● Entries provided:
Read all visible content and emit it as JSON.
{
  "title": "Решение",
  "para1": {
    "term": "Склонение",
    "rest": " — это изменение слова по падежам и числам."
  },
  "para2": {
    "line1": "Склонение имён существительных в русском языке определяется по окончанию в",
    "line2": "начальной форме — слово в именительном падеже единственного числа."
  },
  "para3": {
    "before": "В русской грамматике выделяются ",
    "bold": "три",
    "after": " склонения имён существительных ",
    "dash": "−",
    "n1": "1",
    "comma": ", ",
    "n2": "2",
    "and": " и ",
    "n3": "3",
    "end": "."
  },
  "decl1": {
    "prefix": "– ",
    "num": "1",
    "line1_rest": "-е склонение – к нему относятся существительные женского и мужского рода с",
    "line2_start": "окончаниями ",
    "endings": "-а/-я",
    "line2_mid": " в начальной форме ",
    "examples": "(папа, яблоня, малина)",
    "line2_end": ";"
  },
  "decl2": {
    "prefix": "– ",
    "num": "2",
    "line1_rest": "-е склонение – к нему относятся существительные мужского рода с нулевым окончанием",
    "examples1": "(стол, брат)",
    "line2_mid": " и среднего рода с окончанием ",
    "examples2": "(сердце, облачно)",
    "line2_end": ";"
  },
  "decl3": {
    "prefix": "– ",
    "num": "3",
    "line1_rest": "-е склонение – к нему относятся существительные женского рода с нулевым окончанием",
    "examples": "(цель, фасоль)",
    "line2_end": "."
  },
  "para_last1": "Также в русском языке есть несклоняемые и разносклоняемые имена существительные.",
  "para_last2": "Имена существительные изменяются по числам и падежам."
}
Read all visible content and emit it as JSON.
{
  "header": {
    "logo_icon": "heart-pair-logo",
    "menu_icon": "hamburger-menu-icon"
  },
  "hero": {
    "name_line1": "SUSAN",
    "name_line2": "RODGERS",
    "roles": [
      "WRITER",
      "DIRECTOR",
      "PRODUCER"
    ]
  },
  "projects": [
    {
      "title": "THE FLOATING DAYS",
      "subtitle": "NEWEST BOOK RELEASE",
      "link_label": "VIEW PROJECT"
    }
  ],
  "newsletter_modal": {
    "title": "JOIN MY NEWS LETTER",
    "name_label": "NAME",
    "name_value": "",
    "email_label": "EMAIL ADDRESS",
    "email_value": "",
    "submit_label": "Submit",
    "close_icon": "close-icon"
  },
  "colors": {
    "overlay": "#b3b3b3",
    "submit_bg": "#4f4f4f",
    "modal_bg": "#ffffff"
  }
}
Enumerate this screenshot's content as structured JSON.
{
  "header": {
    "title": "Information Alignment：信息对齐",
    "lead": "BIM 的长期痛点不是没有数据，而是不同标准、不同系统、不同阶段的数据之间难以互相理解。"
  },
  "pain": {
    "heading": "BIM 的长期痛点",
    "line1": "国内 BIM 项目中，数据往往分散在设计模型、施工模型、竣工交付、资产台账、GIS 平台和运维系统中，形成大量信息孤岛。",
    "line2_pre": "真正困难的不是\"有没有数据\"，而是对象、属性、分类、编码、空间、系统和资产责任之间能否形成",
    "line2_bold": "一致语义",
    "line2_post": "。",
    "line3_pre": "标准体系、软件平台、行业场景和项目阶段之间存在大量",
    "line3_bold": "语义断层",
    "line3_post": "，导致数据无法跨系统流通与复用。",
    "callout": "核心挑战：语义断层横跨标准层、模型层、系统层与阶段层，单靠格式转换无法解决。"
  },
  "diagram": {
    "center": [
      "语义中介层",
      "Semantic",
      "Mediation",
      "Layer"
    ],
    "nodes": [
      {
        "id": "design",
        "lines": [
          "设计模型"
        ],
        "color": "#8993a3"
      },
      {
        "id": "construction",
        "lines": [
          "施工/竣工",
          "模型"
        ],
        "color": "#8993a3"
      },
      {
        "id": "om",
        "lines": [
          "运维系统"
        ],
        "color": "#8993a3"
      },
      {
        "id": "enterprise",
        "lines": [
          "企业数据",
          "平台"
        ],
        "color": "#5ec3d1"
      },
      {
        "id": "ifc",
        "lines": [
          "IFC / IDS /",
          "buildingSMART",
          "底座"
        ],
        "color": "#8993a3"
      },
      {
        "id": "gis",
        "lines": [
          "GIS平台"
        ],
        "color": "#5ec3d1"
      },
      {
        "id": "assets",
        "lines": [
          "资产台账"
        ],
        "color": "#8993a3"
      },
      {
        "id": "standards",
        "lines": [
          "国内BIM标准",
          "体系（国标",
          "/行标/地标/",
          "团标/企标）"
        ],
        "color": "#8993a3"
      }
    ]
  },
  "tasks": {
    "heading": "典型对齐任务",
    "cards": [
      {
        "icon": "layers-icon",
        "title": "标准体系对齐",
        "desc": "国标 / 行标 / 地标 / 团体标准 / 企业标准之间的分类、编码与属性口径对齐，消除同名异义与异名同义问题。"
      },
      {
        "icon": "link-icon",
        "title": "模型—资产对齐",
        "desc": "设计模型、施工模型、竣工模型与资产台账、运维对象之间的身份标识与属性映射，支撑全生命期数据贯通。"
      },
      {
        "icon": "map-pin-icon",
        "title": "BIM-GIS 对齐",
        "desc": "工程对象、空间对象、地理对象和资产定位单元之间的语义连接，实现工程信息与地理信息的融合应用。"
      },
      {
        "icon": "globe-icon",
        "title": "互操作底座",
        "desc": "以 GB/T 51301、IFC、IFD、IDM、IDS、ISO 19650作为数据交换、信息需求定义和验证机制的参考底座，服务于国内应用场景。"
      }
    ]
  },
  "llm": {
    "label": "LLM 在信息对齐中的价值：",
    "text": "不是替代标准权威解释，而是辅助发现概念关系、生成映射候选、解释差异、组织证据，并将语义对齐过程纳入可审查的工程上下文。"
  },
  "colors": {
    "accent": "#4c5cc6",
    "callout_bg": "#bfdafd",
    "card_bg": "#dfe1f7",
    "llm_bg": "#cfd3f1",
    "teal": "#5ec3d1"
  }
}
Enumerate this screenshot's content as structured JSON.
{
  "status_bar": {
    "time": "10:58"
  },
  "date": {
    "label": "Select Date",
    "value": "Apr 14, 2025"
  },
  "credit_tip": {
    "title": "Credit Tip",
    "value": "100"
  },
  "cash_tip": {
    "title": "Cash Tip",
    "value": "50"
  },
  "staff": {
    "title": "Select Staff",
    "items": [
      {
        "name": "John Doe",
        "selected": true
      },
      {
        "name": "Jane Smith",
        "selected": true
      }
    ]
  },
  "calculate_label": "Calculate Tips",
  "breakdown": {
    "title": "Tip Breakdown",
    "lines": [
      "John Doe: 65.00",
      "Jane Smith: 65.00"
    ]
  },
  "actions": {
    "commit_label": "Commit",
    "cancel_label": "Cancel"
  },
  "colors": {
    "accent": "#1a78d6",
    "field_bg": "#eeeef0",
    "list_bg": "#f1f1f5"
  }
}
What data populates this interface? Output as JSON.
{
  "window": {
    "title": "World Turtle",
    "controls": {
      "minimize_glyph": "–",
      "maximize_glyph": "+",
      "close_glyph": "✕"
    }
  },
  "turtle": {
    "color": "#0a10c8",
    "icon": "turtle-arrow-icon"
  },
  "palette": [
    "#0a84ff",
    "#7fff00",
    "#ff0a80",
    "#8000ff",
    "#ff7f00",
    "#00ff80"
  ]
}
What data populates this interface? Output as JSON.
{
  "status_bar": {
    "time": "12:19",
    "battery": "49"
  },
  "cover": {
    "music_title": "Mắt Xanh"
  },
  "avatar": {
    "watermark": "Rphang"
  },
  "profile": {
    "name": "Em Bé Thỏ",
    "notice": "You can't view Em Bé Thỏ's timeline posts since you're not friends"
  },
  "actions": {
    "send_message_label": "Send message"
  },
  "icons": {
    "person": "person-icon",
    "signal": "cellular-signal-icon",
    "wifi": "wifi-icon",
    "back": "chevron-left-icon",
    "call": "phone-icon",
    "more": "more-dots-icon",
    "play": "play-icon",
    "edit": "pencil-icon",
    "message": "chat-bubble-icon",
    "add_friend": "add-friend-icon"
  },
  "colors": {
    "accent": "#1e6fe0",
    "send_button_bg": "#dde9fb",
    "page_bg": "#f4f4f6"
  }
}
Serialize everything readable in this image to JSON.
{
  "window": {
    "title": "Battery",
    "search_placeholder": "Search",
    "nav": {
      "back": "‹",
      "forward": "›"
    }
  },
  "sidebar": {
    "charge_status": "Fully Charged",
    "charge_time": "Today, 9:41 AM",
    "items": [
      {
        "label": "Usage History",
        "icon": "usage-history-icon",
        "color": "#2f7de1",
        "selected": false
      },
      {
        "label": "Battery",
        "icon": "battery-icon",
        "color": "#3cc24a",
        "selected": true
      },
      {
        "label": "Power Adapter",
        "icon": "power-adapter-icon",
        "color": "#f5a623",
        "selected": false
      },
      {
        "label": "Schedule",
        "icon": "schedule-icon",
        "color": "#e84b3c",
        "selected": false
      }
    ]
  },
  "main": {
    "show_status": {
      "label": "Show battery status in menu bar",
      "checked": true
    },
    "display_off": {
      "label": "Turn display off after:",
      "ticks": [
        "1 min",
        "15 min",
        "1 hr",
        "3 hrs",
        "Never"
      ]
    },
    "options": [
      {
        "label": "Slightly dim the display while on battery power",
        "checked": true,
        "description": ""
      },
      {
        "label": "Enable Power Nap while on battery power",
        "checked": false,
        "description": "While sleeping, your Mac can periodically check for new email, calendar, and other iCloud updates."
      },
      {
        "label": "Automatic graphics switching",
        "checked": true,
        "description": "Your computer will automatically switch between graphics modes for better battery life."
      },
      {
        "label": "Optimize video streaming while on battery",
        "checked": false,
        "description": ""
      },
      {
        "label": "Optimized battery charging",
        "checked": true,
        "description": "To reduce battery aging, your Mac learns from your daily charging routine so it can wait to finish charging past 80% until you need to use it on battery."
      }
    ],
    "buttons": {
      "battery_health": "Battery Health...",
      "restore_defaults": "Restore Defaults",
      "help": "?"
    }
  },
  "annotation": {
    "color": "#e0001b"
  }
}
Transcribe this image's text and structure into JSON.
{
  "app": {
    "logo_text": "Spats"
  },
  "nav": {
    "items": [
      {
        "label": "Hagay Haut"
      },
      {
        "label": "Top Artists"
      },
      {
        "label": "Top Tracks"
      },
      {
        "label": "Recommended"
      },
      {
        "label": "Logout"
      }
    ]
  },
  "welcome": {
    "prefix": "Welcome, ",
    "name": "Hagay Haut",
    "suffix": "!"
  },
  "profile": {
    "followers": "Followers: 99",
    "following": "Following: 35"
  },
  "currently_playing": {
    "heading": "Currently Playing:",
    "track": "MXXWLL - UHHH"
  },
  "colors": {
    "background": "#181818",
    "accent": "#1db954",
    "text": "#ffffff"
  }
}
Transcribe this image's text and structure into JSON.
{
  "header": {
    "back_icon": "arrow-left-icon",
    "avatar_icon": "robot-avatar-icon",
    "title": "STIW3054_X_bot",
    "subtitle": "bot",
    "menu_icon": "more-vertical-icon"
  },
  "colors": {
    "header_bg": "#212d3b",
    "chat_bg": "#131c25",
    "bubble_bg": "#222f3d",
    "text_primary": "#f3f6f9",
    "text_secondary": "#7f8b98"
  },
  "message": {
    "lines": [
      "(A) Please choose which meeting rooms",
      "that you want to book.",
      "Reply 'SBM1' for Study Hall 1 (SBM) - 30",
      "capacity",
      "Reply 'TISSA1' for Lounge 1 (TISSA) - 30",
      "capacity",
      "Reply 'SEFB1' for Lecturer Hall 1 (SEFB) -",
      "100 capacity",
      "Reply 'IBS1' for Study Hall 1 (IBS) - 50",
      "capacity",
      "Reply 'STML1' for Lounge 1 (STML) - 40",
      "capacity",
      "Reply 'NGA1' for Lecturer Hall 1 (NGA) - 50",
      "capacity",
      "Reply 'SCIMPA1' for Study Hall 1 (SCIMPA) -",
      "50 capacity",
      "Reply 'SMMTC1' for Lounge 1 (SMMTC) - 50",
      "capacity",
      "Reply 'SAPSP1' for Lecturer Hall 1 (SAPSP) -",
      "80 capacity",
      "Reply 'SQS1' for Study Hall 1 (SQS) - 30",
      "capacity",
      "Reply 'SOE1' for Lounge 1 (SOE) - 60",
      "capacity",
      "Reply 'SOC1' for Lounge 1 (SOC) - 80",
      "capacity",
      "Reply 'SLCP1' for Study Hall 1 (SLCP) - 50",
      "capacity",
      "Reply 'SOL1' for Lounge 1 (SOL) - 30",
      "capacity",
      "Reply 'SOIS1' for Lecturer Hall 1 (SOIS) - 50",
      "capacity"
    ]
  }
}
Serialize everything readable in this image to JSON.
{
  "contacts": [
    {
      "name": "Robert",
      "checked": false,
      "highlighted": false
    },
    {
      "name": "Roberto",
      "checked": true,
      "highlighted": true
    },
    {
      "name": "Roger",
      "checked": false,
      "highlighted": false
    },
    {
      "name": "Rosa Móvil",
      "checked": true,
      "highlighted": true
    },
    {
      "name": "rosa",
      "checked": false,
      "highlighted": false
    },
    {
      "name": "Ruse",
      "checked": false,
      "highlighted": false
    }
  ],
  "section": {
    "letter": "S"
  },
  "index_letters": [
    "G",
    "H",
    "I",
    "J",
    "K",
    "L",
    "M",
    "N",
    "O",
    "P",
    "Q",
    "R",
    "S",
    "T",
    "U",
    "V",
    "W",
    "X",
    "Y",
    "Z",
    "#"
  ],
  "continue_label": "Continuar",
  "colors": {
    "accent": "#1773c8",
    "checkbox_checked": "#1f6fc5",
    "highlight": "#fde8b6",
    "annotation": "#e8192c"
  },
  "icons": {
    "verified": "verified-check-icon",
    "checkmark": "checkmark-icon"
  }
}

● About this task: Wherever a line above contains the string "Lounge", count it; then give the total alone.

● Response to the exercise: 6